Organic and inorganic Ion-gated transistors

Ion-gated transistors (IGTs) consist of a transistor channel (of an organic or inorganic material) in contact with an electrolyte, where a gate electrode is immersed. The bias applied to a gate electrode in contact with the electrolyte controls the current flowing in the channel. IGTs can use several gating media, such as aqueous electrolytes, ionic liquids, polymer or solid electrolytes. We have studied IGTs based on metal oxides, conducting polymers and organic semiconductors, mostly fabricated by printing techniques or unconventional photolithography. Our group has given a significant contribution to the field of IGTs by studying the effect of the ionic conductivity on both planar and vertical devices , exploring various hydrogel end iongel electrolytes , and producing flexible and stretchable devices by printing or electrospinning. We have also explored IGTs made by abundant metal oxides, such as TiO2 and SnO2. Metal oxides transistors processed on lightweight substrates at low temperature, pave the way to a simple and innovative approach towards sustainable electronics.

Expertise type(s) (NSERC subjects)
  • 2010 Thin films/interfaces
  • 1902 Biomedical materials
  • 2004 Polymers and coatings
  • 3401 Electrochemistry


Recent publications


Fabio Cicoira (PhD in Materials Science and Engineering) is a professor of Chemical Engineering at Polytechnique Montréal. He currently leads a group of about 20 graduate students, undergraduates and postdoctoral fellows, which focuses on self-healing electronic materials, stretchable electronics, bioelectronics, patterning and growth of organic semiconductors and organic electrochemical transistors. He has published over 100 articles in prestigious journals (Advanced Materials, Advanced Functional Materials, Chemistry of Materials, ACS Applied Materials and Interfaces, ACS Nano), which have been cited over 6500 times (ISI h-index of 38). He has been invited over 40 times to international conferences and has given over 30 seminars in universities and national laboratories.
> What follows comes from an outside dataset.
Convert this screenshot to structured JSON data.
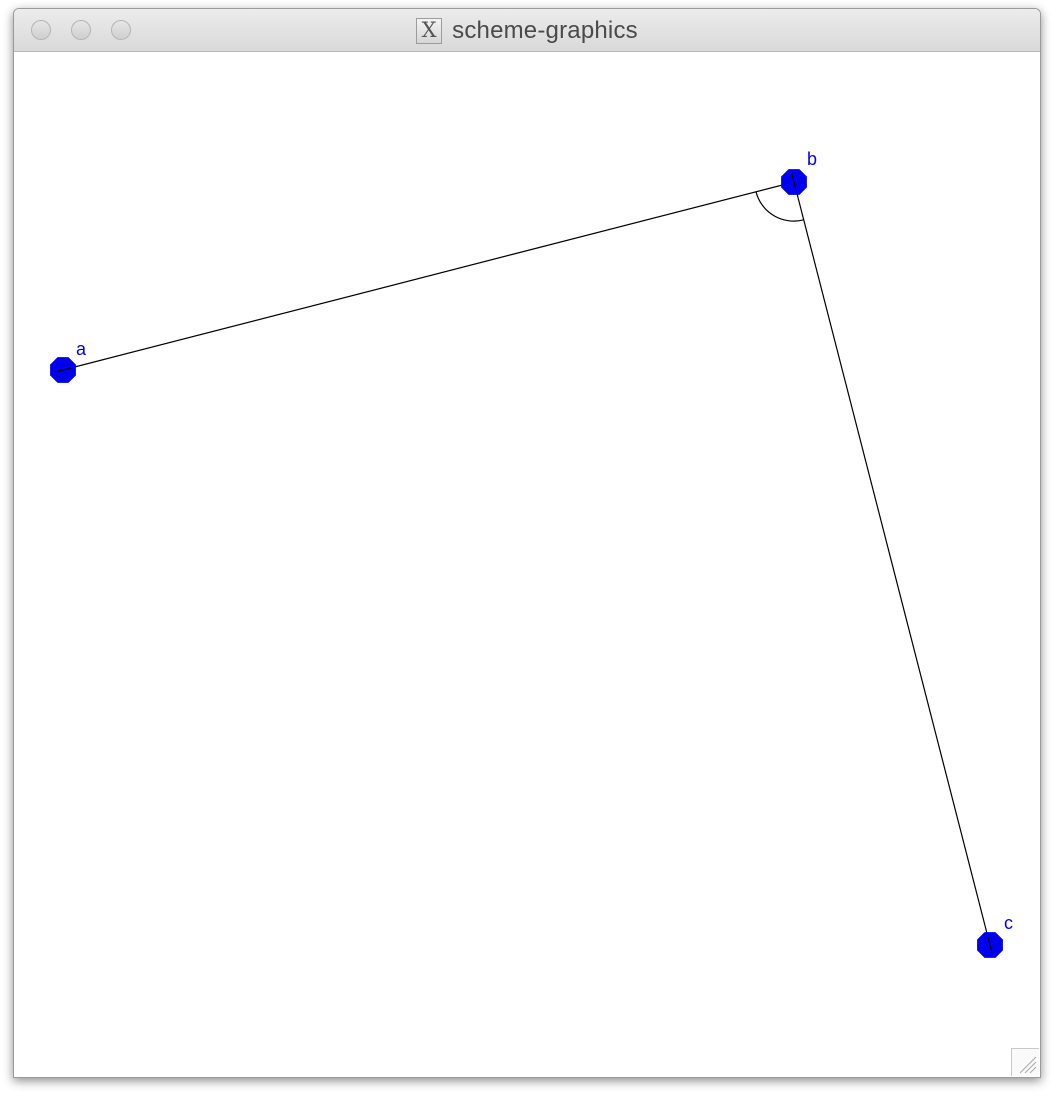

His research is currently mostly funded by NSERC, Defence Canada, the Canadian Foundation for Innovation and private contracts. Since joining Polytechnique, she has supervised 6PDFs, 20 PhD students, 20 MSc students and over 40 undergraduate students. He regularly acts as a referee for several scientific journals, among which Science, Nature, Nature Materials, Advanced Materials. From 2007 to 2010 he has been recipient of the prestigious Marie Curie International Outgoing Fellowship from the European Union. Fabio has been an invited professor at ETH Zurich in 2019 and a Fellow of the Royal Society of Chemistry since 2021. He is a reviewer for NSERC, CFI, DOE, the European Commission, the European Science Foundation as well as the French, German, Polish, Austrian and Italian national research agencies. 


  • MTR 6020E Thermodynamics of Materials
  • CAP 7011E Creativity in Research

Supervision at Polytechnique


News about Fabio Cicoira

NEWS | November 25, 2019
Advanced materials: $3M in funding for projects led by Professors Fabio Cicoira and Oussama Moutanabbir | Read
INNOVATIO | February 15, 2016
Organic electronics: heralding a new era of flexibility | Read

Press review about Fabio Cicoira

July 6, 2020, Scientifique en chef - Gouvernement du Québec, Des électrodes revues et améliorées Fabio Cicoira, professeur agrégé au Département de génie chimique de Polytechnique Montréal a conçu, en collaboration avec un biologiste, un revêtement de polymère conducteur qui empêche l'électrode d'endommager les tissus, tout en facilitant la transmission du signal électrique dans les tissus environnants.